Target: Michael Hague, EPA Region 7 Regional Administrator
Goal: Disclose if hazardous toxins are nearby before Missouri residents purchase homes.
Missouri residents are finding out that their properties are next to a radioactive Superfund site. Superfund sites are usually landfills containing hazardous materials that the EPA is in charge of cleaning up. The West Lake Landfill was deemed a Superfund site over thirty years ago, yet homeowners were never told that their houses were located next to toxic waste. Now, locals live in constant fear for their safety. Missouri law does not require real estate agents or lenders to notify future residents of nearby toxic waste sites. This needs to change. Demand that Missouri disclose nearby Superfund sites to all potential buyers.
Most residents near Bridgeton, Missouri weren’t aware of the toxic waste site until letters arrived stating potential evacuation plans. These letters came after an underground fire was in danger of coming in contact with the waste. Others found out when their children contracted autoimmune diseases from toxins in the atmosphere. There is no way to know if the Supersite was the cause, but families with sick children don’t see any other possibilities.
Missouri disclosure laws only state that buyers must be informed if hazardous materials were found on their property. They don’t require people to be informed if hazards are nearby. This falls on the real estate agent’s due diligence, which can easily be blinded by the prospect of a good sell. Every active Superfund site in Missouri poses a potential danger to residents. This state is prone to floods and tornadoes, which can easily disrupt the land where nuclear materials are kept. Information like this shouldn’t be hidden. Demand that these dangerous sites be disclosed to any future homebuyers in Missouri.
Dear Mr. Hague,
It has recently been brought to residents’ attention that the West Lake Landfill is a Superfund site. Unfortunately, before purchasing their home, many citizens did not know they were living next to hazardous waste. Now that they know, they feel angered and taken advantage of. There is currently no law put in place that requires buyers to know if a house is in close proximity to a Superfund site. I ask that your EPA chapter help change this and make real estate agents or lenders disclose this information.

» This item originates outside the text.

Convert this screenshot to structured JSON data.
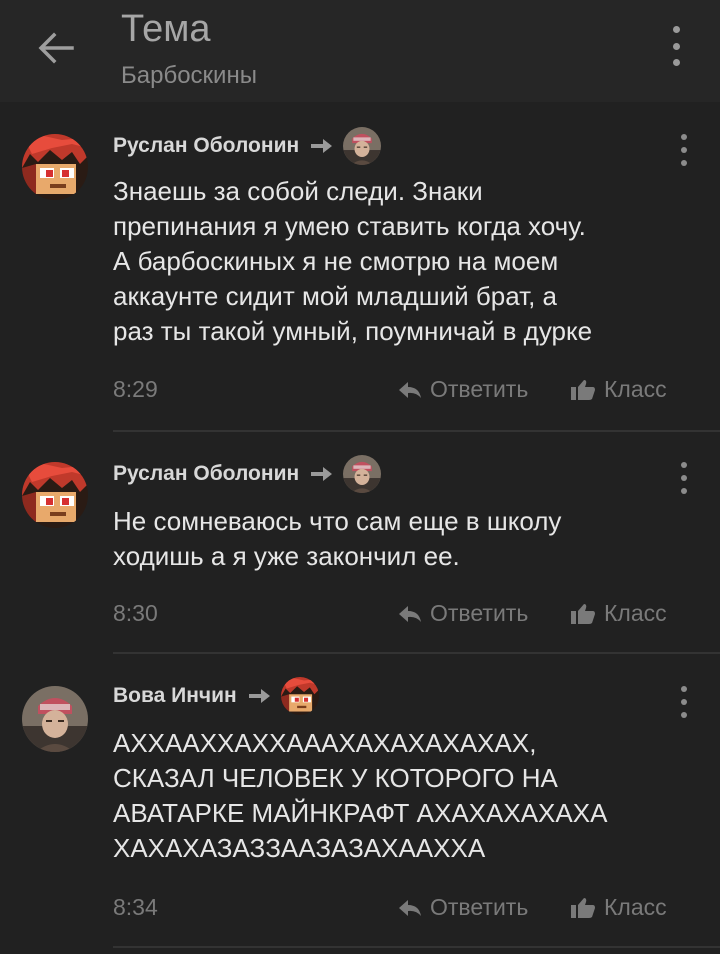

There has been recent reports of children developing autoimmune diseases from toxins in the atmosphere. While there is no guarantee the Superfund site is the cause, many parents think it is. If they were notified of the nearby toxins beforehand, they might be less skeptical. They could have also monitored their child’s health differently or lived in a nearby community away from the landfill. When there is hazardous material that is still active and potentially dangerous, homes nearby must be warned. It will reduce panic and let families be adequately prepared if something does happen.

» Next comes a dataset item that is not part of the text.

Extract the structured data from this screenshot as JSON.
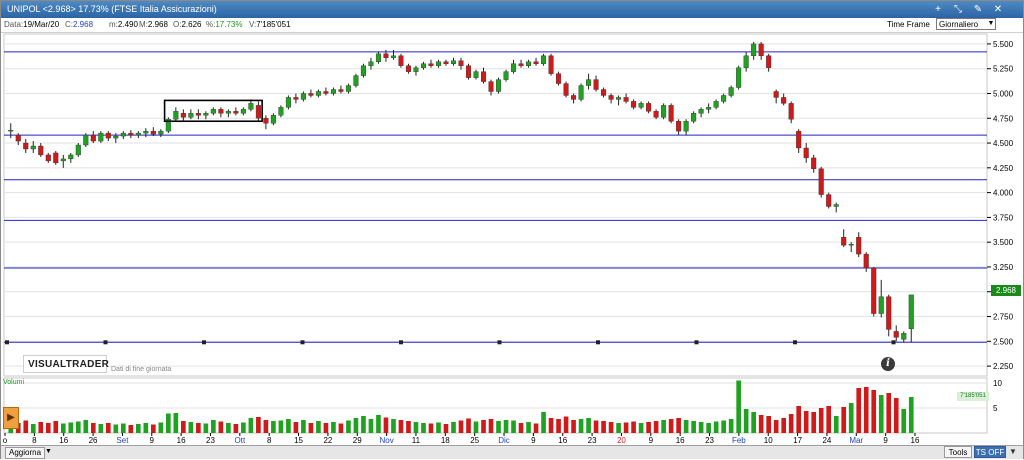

Most people don’t know what a Superfund site is, let alone know to check the EPA’s website. The website itself is not helpful as it is only broken up by states, not cities. The current methods in place are not good enough to inform people if there is a Superfund site in their area. I ask that you please make Superfund sites known to potential buyers by creating a law that requires real estate agents or lenders to disclose this information.
[Your Name Here]
Photo Credit: Christian Fisher